HOW TO COMPLETE THIS TASK:
Report the count of lines below that include "采购总结报表", without any other text.

RECORDS TO USE:
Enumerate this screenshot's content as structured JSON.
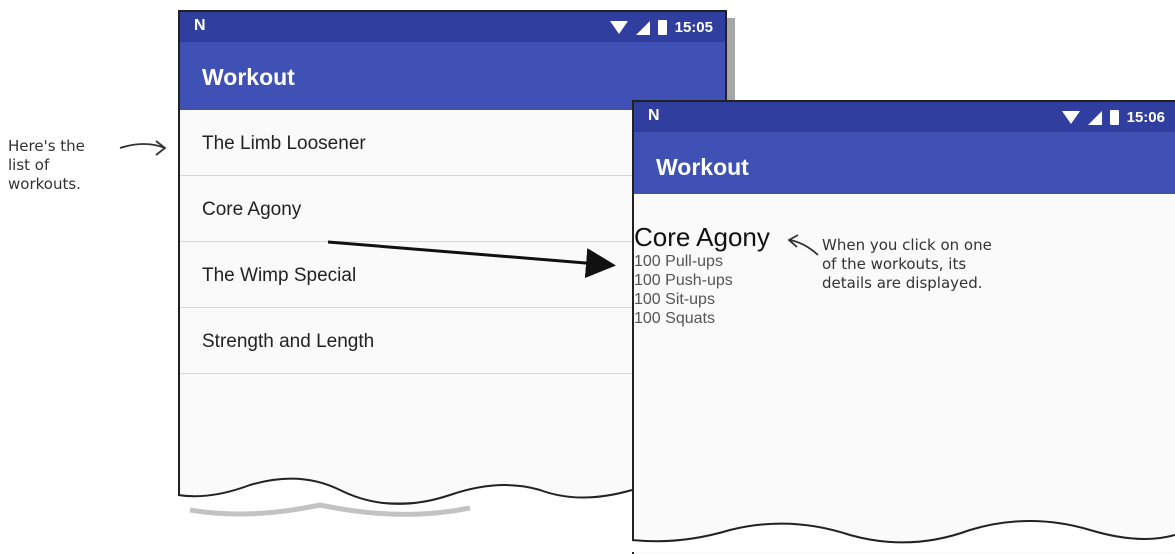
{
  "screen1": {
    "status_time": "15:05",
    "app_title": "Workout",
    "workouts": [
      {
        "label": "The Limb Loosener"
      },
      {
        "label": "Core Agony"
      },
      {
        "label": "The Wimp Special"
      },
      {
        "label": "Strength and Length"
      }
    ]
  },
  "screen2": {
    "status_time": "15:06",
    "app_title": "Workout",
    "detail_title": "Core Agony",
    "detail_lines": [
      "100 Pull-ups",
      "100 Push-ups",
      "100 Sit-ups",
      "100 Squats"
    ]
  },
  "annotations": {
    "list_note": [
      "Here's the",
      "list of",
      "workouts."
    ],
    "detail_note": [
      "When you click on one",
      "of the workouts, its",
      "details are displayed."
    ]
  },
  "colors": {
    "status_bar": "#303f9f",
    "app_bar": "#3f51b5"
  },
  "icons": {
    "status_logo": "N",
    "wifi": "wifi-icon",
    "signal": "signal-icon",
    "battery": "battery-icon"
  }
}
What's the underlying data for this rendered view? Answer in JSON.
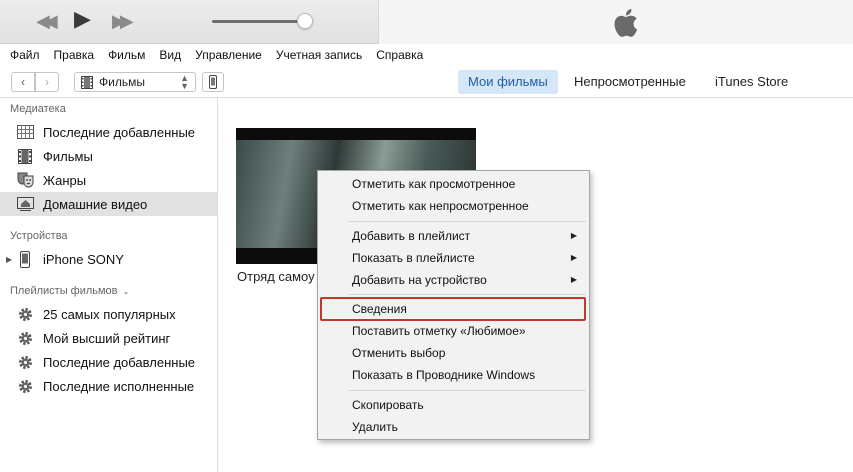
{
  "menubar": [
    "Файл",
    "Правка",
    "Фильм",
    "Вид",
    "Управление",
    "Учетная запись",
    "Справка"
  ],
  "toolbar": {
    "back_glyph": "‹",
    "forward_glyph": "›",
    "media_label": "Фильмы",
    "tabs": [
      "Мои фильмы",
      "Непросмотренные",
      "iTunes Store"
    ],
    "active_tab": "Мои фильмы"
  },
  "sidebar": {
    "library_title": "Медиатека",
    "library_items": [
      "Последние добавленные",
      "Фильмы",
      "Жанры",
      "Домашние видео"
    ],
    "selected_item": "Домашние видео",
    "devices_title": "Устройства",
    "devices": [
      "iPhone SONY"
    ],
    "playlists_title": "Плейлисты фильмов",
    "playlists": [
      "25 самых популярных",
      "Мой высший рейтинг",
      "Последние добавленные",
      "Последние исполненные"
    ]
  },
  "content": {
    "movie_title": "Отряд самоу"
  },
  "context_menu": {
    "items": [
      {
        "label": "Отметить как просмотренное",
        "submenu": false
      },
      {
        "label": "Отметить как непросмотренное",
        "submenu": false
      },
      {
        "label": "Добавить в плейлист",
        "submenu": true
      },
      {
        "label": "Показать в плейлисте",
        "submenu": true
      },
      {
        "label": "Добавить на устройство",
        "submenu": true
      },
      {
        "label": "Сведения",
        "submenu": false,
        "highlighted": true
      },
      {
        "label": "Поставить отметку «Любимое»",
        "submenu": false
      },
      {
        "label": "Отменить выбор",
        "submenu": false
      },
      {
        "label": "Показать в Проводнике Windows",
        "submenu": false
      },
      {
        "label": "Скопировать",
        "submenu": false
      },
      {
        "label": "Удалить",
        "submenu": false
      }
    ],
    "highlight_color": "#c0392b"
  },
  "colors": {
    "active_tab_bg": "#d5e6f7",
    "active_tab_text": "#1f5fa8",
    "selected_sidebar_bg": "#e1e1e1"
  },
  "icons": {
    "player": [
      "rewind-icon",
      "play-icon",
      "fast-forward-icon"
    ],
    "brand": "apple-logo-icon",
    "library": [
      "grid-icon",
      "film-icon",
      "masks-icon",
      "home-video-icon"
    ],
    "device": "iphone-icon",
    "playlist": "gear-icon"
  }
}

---

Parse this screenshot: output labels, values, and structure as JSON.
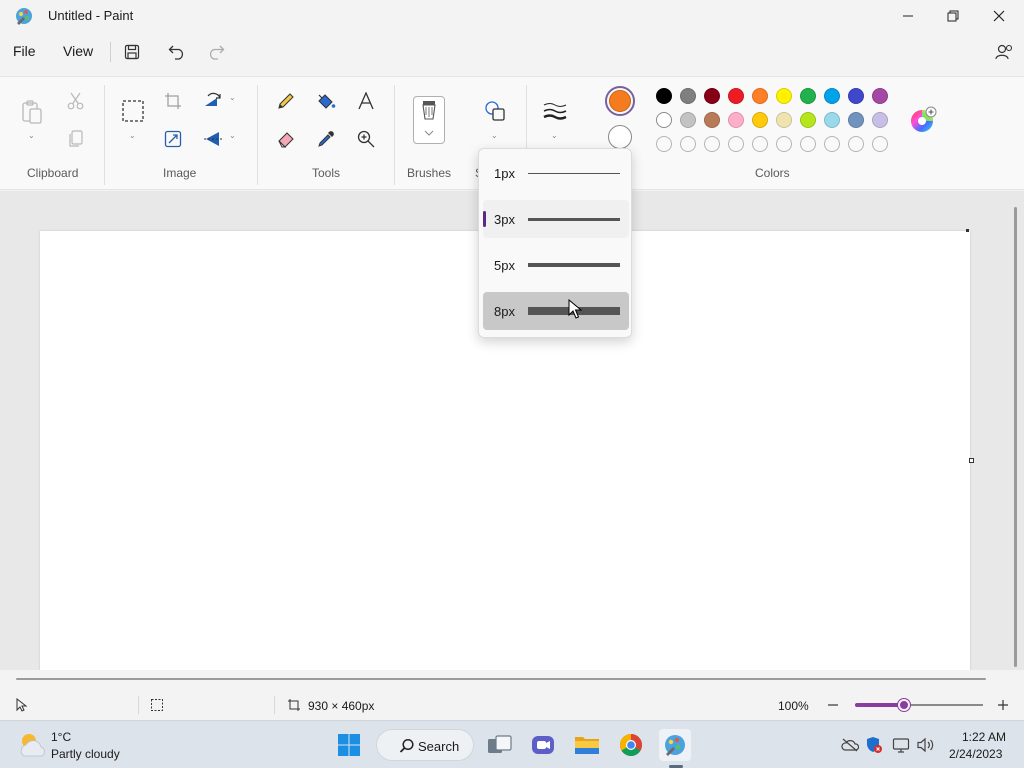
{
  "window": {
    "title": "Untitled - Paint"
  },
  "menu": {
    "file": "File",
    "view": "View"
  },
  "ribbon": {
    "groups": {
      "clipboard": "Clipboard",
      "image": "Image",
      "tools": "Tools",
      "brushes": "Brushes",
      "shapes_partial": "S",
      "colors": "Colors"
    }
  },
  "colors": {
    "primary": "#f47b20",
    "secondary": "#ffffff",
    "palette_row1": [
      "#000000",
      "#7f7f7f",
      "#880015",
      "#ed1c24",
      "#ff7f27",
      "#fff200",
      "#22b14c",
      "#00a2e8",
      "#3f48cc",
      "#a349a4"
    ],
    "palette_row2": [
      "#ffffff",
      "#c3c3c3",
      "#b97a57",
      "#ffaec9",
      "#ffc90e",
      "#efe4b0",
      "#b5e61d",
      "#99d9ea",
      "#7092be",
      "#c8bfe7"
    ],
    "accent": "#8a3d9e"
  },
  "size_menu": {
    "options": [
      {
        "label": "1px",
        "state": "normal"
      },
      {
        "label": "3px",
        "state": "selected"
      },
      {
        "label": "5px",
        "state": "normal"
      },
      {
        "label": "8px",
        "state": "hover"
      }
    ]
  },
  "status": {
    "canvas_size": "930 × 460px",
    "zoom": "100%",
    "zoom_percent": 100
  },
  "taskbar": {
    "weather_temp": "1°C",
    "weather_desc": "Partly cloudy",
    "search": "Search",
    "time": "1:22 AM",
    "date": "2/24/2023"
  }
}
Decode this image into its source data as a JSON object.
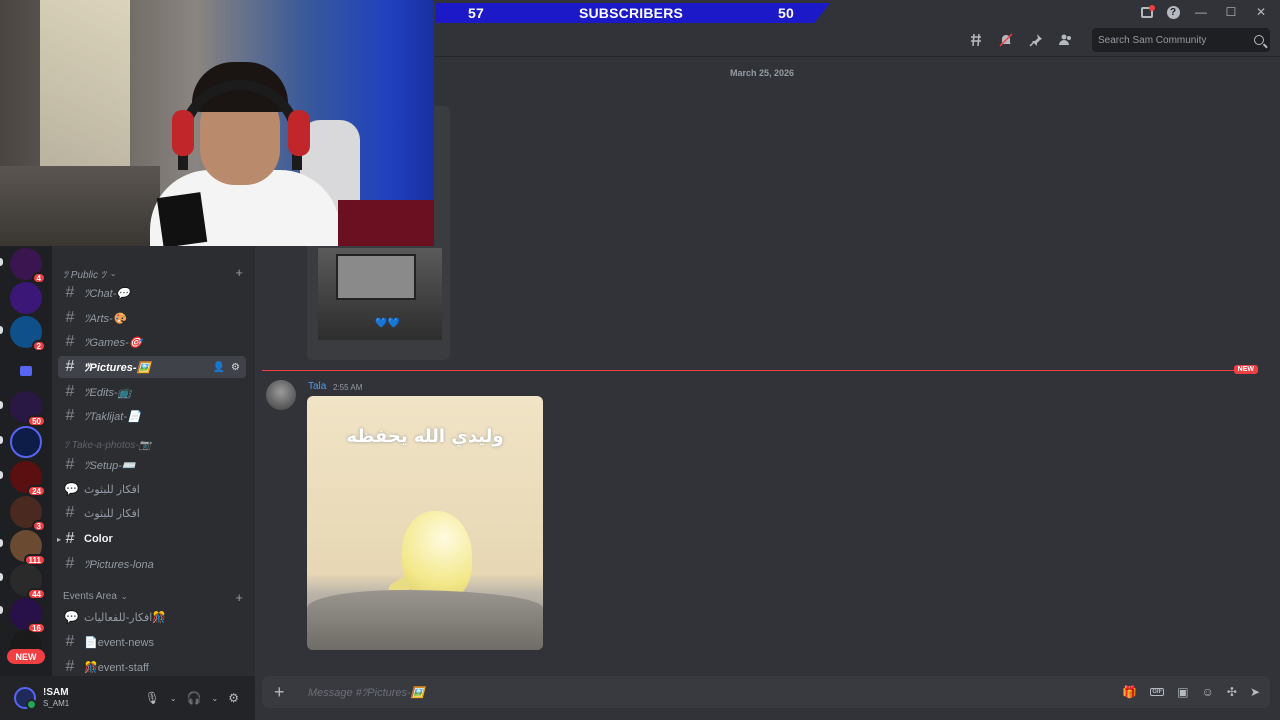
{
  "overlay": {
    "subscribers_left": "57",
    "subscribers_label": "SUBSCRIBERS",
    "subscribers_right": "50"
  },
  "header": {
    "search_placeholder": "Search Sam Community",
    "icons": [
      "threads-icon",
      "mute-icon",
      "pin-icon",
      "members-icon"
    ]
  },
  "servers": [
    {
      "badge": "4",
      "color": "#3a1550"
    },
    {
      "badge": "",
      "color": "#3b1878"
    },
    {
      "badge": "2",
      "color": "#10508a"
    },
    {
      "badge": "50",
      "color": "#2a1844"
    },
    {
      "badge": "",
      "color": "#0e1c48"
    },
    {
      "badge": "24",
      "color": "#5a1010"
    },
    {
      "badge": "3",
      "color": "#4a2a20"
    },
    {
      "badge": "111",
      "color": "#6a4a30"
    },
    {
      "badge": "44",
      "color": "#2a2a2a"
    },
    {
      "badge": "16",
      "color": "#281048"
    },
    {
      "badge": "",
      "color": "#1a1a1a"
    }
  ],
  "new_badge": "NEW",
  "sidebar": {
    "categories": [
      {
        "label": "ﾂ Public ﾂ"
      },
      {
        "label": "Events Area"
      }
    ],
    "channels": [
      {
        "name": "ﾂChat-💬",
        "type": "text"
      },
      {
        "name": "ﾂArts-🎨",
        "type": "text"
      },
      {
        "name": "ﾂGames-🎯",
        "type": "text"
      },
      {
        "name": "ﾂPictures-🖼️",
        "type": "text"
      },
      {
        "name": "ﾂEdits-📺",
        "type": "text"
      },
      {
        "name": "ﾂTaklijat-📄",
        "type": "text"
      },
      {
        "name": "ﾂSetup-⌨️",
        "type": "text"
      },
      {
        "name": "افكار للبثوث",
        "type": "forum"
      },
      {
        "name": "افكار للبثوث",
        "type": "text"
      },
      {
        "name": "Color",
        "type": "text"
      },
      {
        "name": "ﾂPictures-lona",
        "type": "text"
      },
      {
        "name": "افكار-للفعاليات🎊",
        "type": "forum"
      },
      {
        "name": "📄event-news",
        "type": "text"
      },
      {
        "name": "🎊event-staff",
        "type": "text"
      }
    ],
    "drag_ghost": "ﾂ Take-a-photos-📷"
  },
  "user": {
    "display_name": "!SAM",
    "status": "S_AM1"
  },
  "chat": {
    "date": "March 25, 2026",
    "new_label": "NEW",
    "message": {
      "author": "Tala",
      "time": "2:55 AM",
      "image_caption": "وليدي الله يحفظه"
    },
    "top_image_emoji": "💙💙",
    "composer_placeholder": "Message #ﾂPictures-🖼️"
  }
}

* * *

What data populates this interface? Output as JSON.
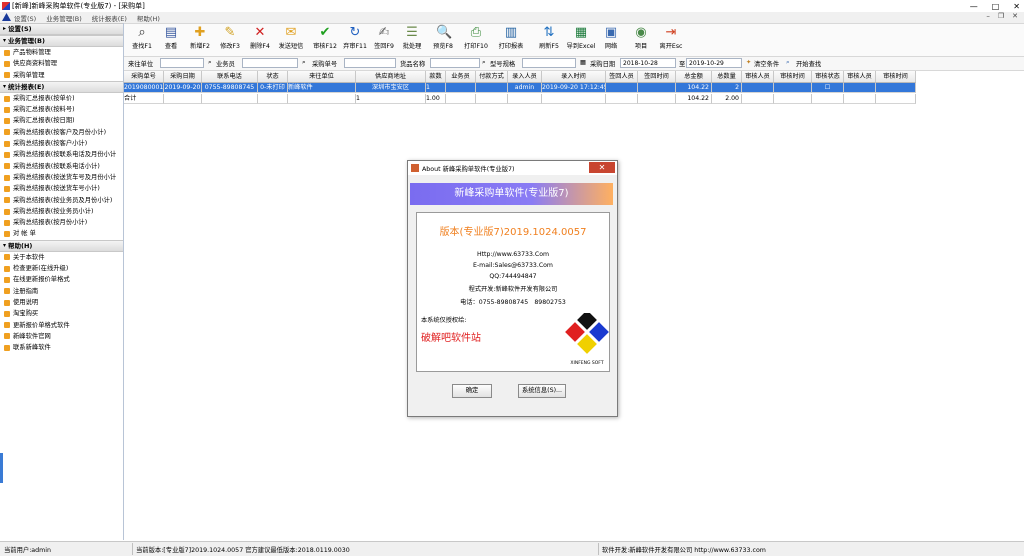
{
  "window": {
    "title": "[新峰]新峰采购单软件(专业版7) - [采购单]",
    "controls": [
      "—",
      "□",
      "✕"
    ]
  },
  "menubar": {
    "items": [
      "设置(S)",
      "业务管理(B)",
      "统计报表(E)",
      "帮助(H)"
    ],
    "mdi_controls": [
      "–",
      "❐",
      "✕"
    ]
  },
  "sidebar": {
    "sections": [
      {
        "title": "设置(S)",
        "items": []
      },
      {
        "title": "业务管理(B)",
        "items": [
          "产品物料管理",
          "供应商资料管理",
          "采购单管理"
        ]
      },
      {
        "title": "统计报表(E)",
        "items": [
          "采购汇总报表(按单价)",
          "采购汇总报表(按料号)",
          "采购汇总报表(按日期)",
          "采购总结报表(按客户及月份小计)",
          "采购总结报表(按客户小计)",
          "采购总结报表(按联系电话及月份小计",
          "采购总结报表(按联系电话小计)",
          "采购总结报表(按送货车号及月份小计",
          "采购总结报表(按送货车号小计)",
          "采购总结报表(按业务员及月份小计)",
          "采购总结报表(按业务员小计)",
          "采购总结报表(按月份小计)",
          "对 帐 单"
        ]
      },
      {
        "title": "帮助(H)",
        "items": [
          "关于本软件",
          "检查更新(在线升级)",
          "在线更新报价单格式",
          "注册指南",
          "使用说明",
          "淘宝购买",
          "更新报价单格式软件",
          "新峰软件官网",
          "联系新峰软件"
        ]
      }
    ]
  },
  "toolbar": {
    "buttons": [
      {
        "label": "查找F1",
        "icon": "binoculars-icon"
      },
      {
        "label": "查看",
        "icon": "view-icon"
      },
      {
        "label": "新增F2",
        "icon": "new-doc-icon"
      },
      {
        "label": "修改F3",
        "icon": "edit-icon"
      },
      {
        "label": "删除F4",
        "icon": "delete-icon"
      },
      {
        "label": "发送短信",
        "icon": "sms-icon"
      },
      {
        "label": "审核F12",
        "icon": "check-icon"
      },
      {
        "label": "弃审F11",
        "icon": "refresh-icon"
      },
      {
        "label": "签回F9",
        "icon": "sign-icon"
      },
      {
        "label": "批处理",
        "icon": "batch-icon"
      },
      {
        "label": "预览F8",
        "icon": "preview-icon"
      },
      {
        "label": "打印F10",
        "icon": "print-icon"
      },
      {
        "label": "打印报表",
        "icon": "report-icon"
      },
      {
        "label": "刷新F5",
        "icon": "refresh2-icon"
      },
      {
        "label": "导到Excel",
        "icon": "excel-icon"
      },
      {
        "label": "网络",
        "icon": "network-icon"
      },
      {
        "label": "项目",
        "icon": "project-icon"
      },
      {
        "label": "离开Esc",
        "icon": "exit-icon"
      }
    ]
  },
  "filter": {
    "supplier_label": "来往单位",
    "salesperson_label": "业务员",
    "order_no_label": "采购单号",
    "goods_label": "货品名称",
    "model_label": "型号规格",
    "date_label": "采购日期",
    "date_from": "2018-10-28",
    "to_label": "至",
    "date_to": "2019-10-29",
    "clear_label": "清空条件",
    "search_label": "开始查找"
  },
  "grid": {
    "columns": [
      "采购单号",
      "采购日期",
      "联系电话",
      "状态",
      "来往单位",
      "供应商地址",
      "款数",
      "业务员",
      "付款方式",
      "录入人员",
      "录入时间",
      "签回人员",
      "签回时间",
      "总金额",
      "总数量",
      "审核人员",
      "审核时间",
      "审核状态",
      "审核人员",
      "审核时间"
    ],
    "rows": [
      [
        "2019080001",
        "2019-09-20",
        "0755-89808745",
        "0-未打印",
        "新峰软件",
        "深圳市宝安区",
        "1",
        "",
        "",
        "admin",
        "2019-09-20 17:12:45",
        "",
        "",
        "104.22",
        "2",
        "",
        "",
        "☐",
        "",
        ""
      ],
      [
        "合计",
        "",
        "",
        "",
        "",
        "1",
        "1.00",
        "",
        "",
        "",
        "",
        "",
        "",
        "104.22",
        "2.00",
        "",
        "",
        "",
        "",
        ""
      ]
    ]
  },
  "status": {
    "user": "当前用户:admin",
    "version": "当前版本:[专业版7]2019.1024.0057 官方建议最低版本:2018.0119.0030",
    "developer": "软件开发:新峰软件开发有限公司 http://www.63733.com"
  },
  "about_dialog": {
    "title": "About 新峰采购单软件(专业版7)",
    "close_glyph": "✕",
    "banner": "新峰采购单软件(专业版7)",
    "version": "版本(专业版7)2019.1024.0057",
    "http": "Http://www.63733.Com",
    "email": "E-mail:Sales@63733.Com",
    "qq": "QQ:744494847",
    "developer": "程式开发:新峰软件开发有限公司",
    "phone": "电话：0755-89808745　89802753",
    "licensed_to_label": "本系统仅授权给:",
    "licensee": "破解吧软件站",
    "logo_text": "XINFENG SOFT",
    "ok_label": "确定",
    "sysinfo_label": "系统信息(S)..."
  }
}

PROBLEM SOLUTION:
9